Jesse Driscoll, Professor of Political Science, University of California, San Diego
Encina Hall West, Room 400

The ethnic composition of the Russian armed forces has been a source of popular speculation since the 2022 full-scale invasion of Ukraine. The literature suggests that in militaries where promotions occur on non-merit characteristics – such as ethnicity – the result is lower morale, less information sharing, weaker cohesion, and ultimately inferior battlefield performance. Although studies of the “ethnic factor” in the imperial and Soviet armies abound, scholars lack microdata on the modern Russian military. Using a leaked dataset of information on almost 120,000 Russian service personnel, we show how Russia’s regional, social, economic, and ethnic inequalities are reflected in staffing the Russian armed forces. A secondary methodological contribution is an algorithmic procedure for transformation of last names into probabilistic estimates of Slavic ethnic origin, useful for de-identifying other leaked datasets.
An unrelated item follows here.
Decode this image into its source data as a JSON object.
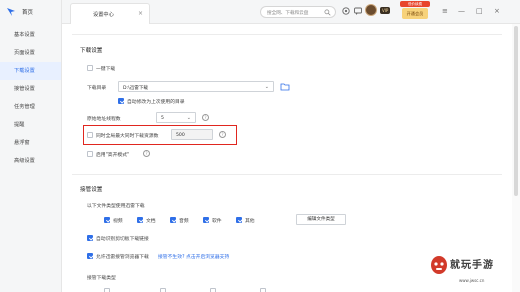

Jesse Driscoll is a professor of political science and serves as chair of the Global Leadership Institute at the school. He is an area specialist in Central Asia, the Caucasus and the Russian-speaking world. Driscoll’s first book, Warlords and Coalition Politics in Post-Soviet States, (Cambridge University Press, 2015) maps the processes by which well-functioning domestic hierarchies emerged after relatively short periods of anarchic violence in Georgia and Tajikistan. His second book, Doing Global Fieldwork: A Social Scientist’s Guide to Mixed-Methods Research Far From Home (Columbia University Press, 2021) is a practitioner's guide to assist in collecting original data. His third book, joint work with Dominique Arel, is Ukraine’s Unnamed War: Before the Russian Invasion of 2022 (Cambridge University Press, 2023).